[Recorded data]
[Start of section]

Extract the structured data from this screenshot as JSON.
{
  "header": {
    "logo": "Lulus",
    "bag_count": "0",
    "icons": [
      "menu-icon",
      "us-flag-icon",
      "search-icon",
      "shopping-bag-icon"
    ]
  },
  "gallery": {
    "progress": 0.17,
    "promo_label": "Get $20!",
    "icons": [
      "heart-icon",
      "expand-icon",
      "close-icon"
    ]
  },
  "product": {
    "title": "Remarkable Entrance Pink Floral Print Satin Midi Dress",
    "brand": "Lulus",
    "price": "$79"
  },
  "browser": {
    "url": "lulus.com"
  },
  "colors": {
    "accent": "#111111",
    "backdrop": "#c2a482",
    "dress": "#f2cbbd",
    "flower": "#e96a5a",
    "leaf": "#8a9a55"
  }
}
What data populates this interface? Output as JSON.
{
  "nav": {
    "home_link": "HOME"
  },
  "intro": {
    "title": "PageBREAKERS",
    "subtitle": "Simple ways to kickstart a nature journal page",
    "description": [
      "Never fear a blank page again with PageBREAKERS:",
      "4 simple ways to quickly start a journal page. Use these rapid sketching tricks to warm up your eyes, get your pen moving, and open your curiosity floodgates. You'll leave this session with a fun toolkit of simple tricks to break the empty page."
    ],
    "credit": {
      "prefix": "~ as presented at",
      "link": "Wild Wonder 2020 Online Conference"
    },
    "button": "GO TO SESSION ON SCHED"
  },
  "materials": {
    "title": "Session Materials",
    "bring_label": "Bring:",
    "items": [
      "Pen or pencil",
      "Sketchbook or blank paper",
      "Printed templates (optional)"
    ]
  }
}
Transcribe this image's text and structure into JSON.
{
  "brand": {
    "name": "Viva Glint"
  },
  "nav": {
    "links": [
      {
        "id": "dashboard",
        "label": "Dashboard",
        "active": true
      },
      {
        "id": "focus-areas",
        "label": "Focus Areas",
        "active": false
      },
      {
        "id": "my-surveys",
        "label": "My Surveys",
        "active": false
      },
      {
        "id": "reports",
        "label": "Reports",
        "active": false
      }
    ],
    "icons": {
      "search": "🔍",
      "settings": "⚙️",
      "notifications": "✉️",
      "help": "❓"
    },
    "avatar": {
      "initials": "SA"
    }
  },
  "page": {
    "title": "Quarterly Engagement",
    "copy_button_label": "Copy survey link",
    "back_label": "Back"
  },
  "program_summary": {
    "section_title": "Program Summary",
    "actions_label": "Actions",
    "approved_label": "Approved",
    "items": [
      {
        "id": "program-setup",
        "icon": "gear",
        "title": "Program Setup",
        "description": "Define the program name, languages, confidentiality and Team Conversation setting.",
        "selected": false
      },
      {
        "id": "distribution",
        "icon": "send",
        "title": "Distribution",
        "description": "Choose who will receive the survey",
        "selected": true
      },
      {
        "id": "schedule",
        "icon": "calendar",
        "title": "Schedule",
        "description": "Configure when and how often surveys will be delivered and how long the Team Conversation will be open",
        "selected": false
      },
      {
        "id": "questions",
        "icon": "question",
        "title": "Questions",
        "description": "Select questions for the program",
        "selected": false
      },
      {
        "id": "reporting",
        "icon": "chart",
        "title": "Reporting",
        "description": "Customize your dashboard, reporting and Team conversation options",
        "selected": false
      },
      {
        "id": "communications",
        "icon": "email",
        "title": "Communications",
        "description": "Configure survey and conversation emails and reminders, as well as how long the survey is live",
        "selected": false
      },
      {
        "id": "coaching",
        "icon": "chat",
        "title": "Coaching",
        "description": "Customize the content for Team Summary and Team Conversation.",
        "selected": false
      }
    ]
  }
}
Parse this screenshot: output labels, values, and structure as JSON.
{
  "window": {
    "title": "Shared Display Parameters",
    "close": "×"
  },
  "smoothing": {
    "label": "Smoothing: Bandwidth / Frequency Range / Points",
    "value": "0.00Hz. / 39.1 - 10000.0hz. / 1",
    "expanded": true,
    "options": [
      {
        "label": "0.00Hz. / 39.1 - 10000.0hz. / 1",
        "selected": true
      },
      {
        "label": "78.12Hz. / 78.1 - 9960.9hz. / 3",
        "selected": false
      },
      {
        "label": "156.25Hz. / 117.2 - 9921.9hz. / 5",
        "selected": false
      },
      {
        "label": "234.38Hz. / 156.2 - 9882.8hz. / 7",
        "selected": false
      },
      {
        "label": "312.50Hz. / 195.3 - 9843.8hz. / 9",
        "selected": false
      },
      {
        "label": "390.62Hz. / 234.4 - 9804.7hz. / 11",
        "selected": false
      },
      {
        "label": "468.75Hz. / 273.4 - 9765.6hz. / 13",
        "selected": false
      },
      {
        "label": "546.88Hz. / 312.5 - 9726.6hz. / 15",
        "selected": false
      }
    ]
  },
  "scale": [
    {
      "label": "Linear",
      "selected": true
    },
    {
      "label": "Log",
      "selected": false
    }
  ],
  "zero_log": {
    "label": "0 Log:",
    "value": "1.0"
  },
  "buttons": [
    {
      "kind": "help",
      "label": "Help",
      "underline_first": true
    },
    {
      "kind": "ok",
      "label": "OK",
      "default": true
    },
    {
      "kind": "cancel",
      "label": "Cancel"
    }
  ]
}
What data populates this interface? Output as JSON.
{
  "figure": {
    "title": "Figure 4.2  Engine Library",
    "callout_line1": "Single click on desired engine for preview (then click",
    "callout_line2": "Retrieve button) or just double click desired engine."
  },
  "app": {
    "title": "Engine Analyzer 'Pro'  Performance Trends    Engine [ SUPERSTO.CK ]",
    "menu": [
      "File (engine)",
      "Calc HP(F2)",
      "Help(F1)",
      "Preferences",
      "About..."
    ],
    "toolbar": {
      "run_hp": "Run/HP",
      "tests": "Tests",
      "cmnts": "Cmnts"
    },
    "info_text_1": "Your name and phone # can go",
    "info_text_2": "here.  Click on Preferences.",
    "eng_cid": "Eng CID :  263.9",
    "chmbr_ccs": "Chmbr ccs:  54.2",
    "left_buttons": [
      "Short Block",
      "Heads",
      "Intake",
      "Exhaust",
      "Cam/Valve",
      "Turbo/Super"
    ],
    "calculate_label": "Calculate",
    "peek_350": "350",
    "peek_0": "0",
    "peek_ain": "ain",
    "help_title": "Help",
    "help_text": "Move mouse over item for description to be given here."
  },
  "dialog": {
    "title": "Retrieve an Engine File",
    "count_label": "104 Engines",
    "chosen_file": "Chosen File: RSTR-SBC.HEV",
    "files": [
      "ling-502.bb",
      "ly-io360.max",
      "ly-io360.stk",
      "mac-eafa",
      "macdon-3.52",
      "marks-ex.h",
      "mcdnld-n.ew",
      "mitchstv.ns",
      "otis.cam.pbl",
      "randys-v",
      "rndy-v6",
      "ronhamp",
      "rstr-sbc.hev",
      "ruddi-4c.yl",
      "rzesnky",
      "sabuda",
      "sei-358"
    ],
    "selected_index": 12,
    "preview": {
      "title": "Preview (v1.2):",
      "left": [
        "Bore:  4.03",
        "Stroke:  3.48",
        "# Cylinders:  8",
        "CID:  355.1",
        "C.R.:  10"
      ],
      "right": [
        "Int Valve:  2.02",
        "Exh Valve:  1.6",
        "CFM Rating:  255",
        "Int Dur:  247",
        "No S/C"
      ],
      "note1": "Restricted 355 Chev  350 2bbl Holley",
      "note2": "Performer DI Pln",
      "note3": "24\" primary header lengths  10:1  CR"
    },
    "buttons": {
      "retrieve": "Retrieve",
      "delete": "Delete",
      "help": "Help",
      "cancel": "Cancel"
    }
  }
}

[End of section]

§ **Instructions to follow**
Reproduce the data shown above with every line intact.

§ **Answer section**
Extract the structured data from this screenshot as JSON.
{
  "header": {
    "logo": "Lulus",
    "bag_count": "0",
    "icons": [
      "menu-icon",
      "us-flag-icon",
      "search-icon",
      "shopping-bag-icon"
    ]
  },
  "gallery": {
    "progress": 0.17,
    "promo_label": "Get $20!",
    "icons": [
      "heart-icon",
      "expand-icon",
      "close-icon"
    ]
  },
  "product": {
    "title": "Remarkable Entrance Pink Floral Print Satin Midi Dress",
    "brand": "Lulus",
    "price": "$79"
  },
  "browser": {
    "url": "lulus.com"
  },
  "colors": {
    "accent": "#111111",
    "backdrop": "#c2a482",
    "dress": "#f2cbbd",
    "flower": "#e96a5a",
    "leaf": "#8a9a55"
  }
}
What data populates this interface? Output as JSON.
{
  "nav": {
    "home_link": "HOME"
  },
  "intro": {
    "title": "PageBREAKERS",
    "subtitle": "Simple ways to kickstart a nature journal page",
    "description": [
      "Never fear a blank page again with PageBREAKERS:",
      "4 simple ways to quickly start a journal page. Use these rapid sketching tricks to warm up your eyes, get your pen moving, and open your curiosity floodgates. You'll leave this session with a fun toolkit of simple tricks to break the empty page."
    ],
    "credit": {
      "prefix": "~ as presented at",
      "link": "Wild Wonder 2020 Online Conference"
    },
    "button": "GO TO SESSION ON SCHED"
  },
  "materials": {
    "title": "Session Materials",
    "bring_label": "Bring:",
    "items": [
      "Pen or pencil",
      "Sketchbook or blank paper",
      "Printed templates (optional)"
    ]
  }
}
Transcribe this image's text and structure into JSON.
{
  "brand": {
    "name": "Viva Glint"
  },
  "nav": {
    "links": [
      {
        "id": "dashboard",
        "label": "Dashboard",
        "active": true
      },
      {
        "id": "focus-areas",
        "label": "Focus Areas",
        "active": false
      },
      {
        "id": "my-surveys",
        "label": "My Surveys",
        "active": false
      },
      {
        "id": "reports",
        "label": "Reports",
        "active": false
      }
    ],
    "icons": {
      "search": "🔍",
      "settings": "⚙️",
      "notifications": "✉️",
      "help": "❓"
    },
    "avatar": {
      "initials": "SA"
    }
  },
  "page": {
    "title": "Quarterly Engagement",
    "copy_button_label": "Copy survey link",
    "back_label": "Back"
  },
  "program_summary": {
    "section_title": "Program Summary",
    "actions_label": "Actions",
    "approved_label": "Approved",
    "items": [
      {
        "id": "program-setup",
        "icon": "gear",
        "title": "Program Setup",
        "description": "Define the program name, languages, confidentiality and Team Conversation setting.",
        "selected": false
      },
      {
        "id": "distribution",
        "icon": "send",
        "title": "Distribution",
        "description": "Choose who will receive the survey",
        "selected": true
      },
      {
        "id": "schedule",
        "icon": "calendar",
        "title": "Schedule",
        "description": "Configure when and how often surveys will be delivered and how long the Team Conversation will be open",
        "selected": false
      },
      {
        "id": "questions",
        "icon": "question",
        "title": "Questions",
        "description": "Select questions for the program",
        "selected": false
      },
      {
        "id": "reporting",
        "icon": "chart",
        "title": "Reporting",
        "description": "Customize your dashboard, reporting and Team conversation options",
        "selected": false
      },
      {
        "id": "communications",
        "icon": "email",
        "title": "Communications",
        "description": "Configure survey and conversation emails and reminders, as well as how long the survey is live",
        "selected": false
      },
      {
        "id": "coaching",
        "icon": "chat",
        "title": "Coaching",
        "description": "Customize the content for Team Summary and Team Conversation.",
        "selected": false
      }
    ]
  }
}
Parse this screenshot: output labels, values, and structure as JSON.
{
  "window": {
    "title": "Shared Display Parameters",
    "close": "×"
  },
  "smoothing": {
    "label": "Smoothing: Bandwidth / Frequency Range / Points",
    "value": "0.00Hz. / 39.1 - 10000.0hz. / 1",
    "expanded": true,
    "options": [
      {
        "label": "0.00Hz. / 39.1 - 10000.0hz. / 1",
        "selected": true
      },
      {
        "label": "78.12Hz. / 78.1 - 9960.9hz. / 3",
        "selected": false
      },
      {
        "label": "156.25Hz. / 117.2 - 9921.9hz. / 5",
        "selected": false
      },
      {
        "label": "234.38Hz. / 156.2 - 9882.8hz. / 7",
        "selected": false
      },
      {
        "label": "312.50Hz. / 195.3 - 9843.8hz. / 9",
        "selected": false
      },
      {
        "label": "390.62Hz. / 234.4 - 9804.7hz. / 11",
        "selected": false
      },
      {
        "label": "468.75Hz. / 273.4 - 9765.6hz. / 13",
        "selected": false
      },
      {
        "label": "546.88Hz. / 312.5 - 9726.6hz. / 15",
        "selected": false
      }
    ]
  },
  "scale": [
    {
      "label": "Linear",
      "selected": true
    },
    {
      "label": "Log",
      "selected": false
    }
  ],
  "zero_log": {
    "label": "0 Log:",
    "value": "1.0"
  },
  "buttons": [
    {
      "kind": "help",
      "label": "Help",
      "underline_first": true
    },
    {
      "kind": "ok",
      "label": "OK",
      "default": true
    },
    {
      "kind": "cancel",
      "label": "Cancel"
    }
  ]
}
What data populates this interface? Output as JSON.
{
  "figure": {
    "title": "Figure 4.2  Engine Library",
    "callout_line1": "Single click on desired engine for preview (then click",
    "callout_line2": "Retrieve button) or just double click desired engine."
  },
  "app": {
    "title": "Engine Analyzer 'Pro'  Performance Trends    Engine [ SUPERSTO.CK ]",
    "menu": [
      "File (engine)",
      "Calc HP(F2)",
      "Help(F1)",
      "Preferences",
      "About..."
    ],
    "toolbar": {
      "run_hp": "Run/HP",
      "tests": "Tests",
      "cmnts": "Cmnts"
    },
    "info_text_1": "Your name and phone # can go",
    "info_text_2": "here.  Click on Preferences.",
    "eng_cid": "Eng CID :  263.9",
    "chmbr_ccs": "Chmbr ccs:  54.2",
    "left_buttons": [
      "Short Block",
      "Heads",
      "Intake",
      "Exhaust",
      "Cam/Valve",
      "Turbo/Super"
    ],
    "calculate_label": "Calculate",
    "peek_350": "350",
    "peek_0": "0",
    "peek_ain": "ain",
    "help_title": "Help",
    "help_text": "Move mouse over item for description to be given here."
  },
  "dialog": {
    "title": "Retrieve an Engine File",
    "count_label": "104 Engines",
    "chosen_file": "Chosen File: RSTR-SBC.HEV",
    "files": [
      "ling-502.bb",
      "ly-io360.max",
      "ly-io360.stk",
      "mac-eafa",
      "macdon-3.52",
      "marks-ex.h",
      "mcdnld-n.ew",
      "mitchstv.ns",
      "otis.cam.pbl",
      "randys-v",
      "rndy-v6",
      "ronhamp",
      "rstr-sbc.hev",
      "ruddi-4c.yl",
      "rzesnky",
      "sabuda",
      "sei-358"
    ],
    "selected_index": 12,
    "preview": {
      "title": "Preview (v1.2):",
      "left": [
        "Bore:  4.03",
        "Stroke:  3.48",
        "# Cylinders:  8",
        "CID:  355.1",
        "C.R.:  10"
      ],
      "right": [
        "Int Valve:  2.02",
        "Exh Valve:  1.6",
        "CFM Rating:  255",
        "Int Dur:  247",
        "No S/C"
      ],
      "note1": "Restricted 355 Chev  350 2bbl Holley",
      "note2": "Performer DI Pln",
      "note3": "24\" primary header lengths  10:1  CR"
    },
    "buttons": {
      "retrieve": "Retrieve",
      "delete": "Delete",
      "help": "Help",
      "cancel": "Cancel"
    }
  }
}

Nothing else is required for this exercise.